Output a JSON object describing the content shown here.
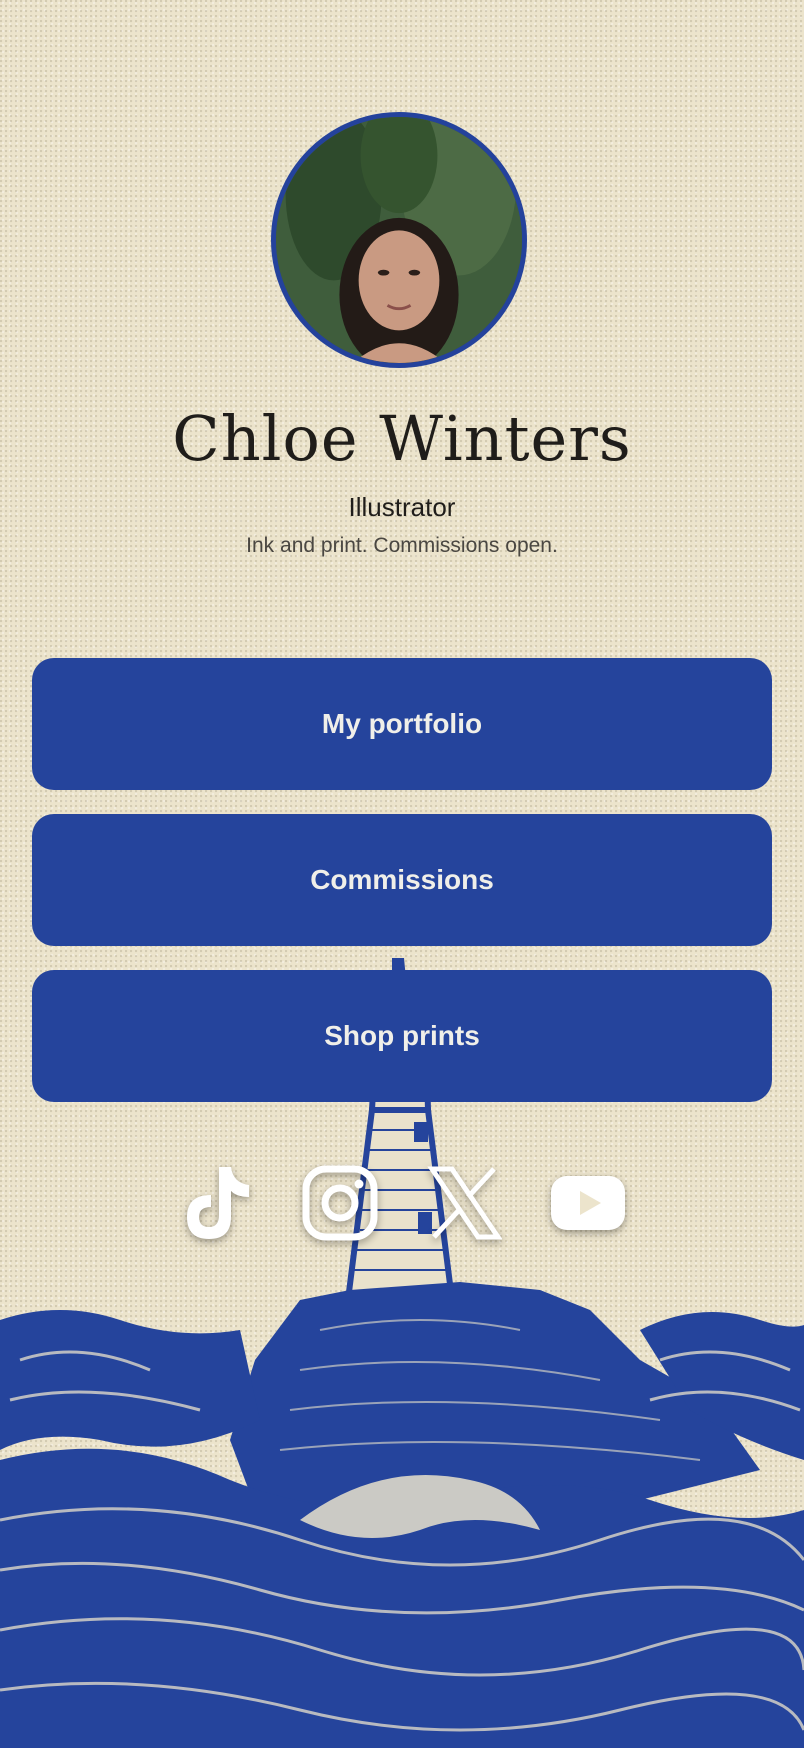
{
  "profile": {
    "name": "Chloe Winters",
    "title": "Illustrator",
    "bio": "Ink and print. Commissions open."
  },
  "links": [
    {
      "label": "My portfolio"
    },
    {
      "label": "Commissions"
    },
    {
      "label": "Shop prints"
    }
  ],
  "socials": [
    {
      "icon": "tiktok-icon"
    },
    {
      "icon": "instagram-icon"
    },
    {
      "icon": "x-icon"
    },
    {
      "icon": "youtube-icon"
    }
  ],
  "colors": {
    "accent": "#25449c",
    "background": "#ece4cc",
    "text": "#1f1d1a",
    "button_text": "#f0efe9"
  }
}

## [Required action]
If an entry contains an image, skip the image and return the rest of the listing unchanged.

## [Output for this task]
Output a JSON object describing the content shown here.
{
  "profile": {
    "name": "Chloe Winters",
    "title": "Illustrator",
    "bio": "Ink and print. Commissions open."
  },
  "links": [
    {
      "label": "My portfolio"
    },
    {
      "label": "Commissions"
    },
    {
      "label": "Shop prints"
    }
  ],
  "socials": [
    {
      "icon": "tiktok-icon"
    },
    {
      "icon": "instagram-icon"
    },
    {
      "icon": "x-icon"
    },
    {
      "icon": "youtube-icon"
    }
  ],
  "colors": {
    "accent": "#25449c",
    "background": "#ece4cc",
    "text": "#1f1d1a",
    "button_text": "#f0efe9"
  }
}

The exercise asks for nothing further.